It’s tempting to just write Canelo by decision here and be done with it. But there’s reason to pause. Yes, Canelo is the more technically skilled fighter – there’s really no question about that, even though many feel Canelo’s technical acumen has been overrated at times. He will be the faster man in there, not because Canelo is particularly fast, but because Chavez is often particularly slow. Chavez is certainly a durable fighter – only the large Fonfara has put him away – so it’s very easy to envision Canelo sticking and moving, using technique to work the outside, land his trademark hooks to the body, and point his way to a lopsided win. And yes, that very well might happen. But there’s no overlooking the fact that Chavez will be significantly bigger and significantly stronger. Against Martinez, he showed that you can never write him off – it took a heroic effort from Martinez to not fall victim to a 12th round Hail Mary KO in that fight. That said, that fight was nearly 5 years ago. The word from the Chavez camp is that he is driven and in shape for this fight. Maybe that will be true. But even if it is, Chavez has never been a real gas tank sort of fighter. As we get deeper in the fight, he will tire faster than Canelo. Canelo will need to stay awake, but he’s a smart enough fighter to do just that. Look for Canelo to outbox Chavez most of the way, but for Chavez to have a few dramatic shots in the fight that make it interesting. Interesting enough for a rematch? It’s boxing, so the bar is low – look for Canelo vs. Chavez II this fall.
Prediction: Canelo, Dec
Who should watch?

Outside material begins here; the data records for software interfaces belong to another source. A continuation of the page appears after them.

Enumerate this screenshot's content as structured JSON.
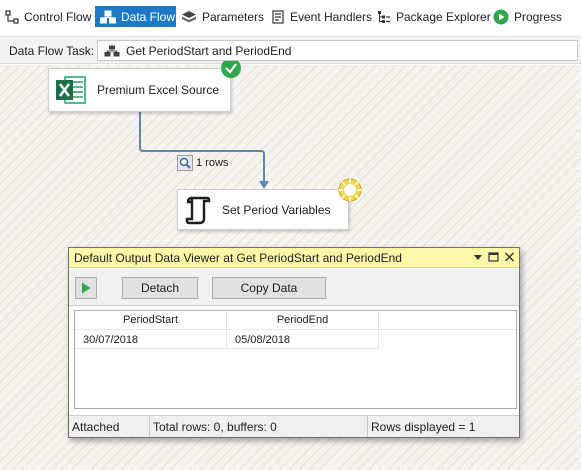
{
  "tabs": [
    {
      "label": "Control Flow",
      "icon": "control-flow-icon",
      "active": false
    },
    {
      "label": "Data Flow",
      "icon": "data-flow-icon",
      "active": true
    },
    {
      "label": "Parameters",
      "icon": "parameters-icon",
      "active": false
    },
    {
      "label": "Event Handlers",
      "icon": "event-handlers-icon",
      "active": false
    },
    {
      "label": "Package Explorer",
      "icon": "package-explorer-icon",
      "active": false
    },
    {
      "label": "Progress",
      "icon": "progress-icon",
      "active": false
    }
  ],
  "task": {
    "label": "Data Flow Task:",
    "selected": "Get PeriodStart and PeriodEnd"
  },
  "canvas": {
    "source_component": {
      "label": "Premium Excel Source",
      "icon": "excel-icon",
      "status": "success"
    },
    "path": {
      "label": "1 rows",
      "icon": "magnifier-icon"
    },
    "target_component": {
      "label": "Set Period Variables",
      "icon": "script-component-icon",
      "status": "executing"
    }
  },
  "viewer": {
    "title": "Default Output Data Viewer at Get PeriodStart and PeriodEnd",
    "buttons": {
      "detach": "Detach",
      "copy": "Copy Data"
    },
    "columns": [
      "PeriodStart",
      "PeriodEnd"
    ],
    "rows": [
      [
        "30/07/2018",
        "05/08/2018"
      ]
    ],
    "status": {
      "state": "Attached",
      "totals": "Total rows: 0, buffers: 0",
      "displayed": "Rows displayed = 1"
    }
  },
  "colors": {
    "active_tab": "#1d79c7",
    "success": "#2ea84a",
    "viewer_title_bg": "#fff7a8",
    "path_line": "#5b86b6"
  }
}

Well, it’s a tough one to call here. This could be a stinker, with Canelo outworking and Chavez looking slow. Or it could be a firefight in that Mexican tradition that has been talked about so much in the lead up. I’m interested to see which. Your mileage may vary. Also, fans who really really hate Canelo and want to see someone face him who actually has a shot? This one’s for you.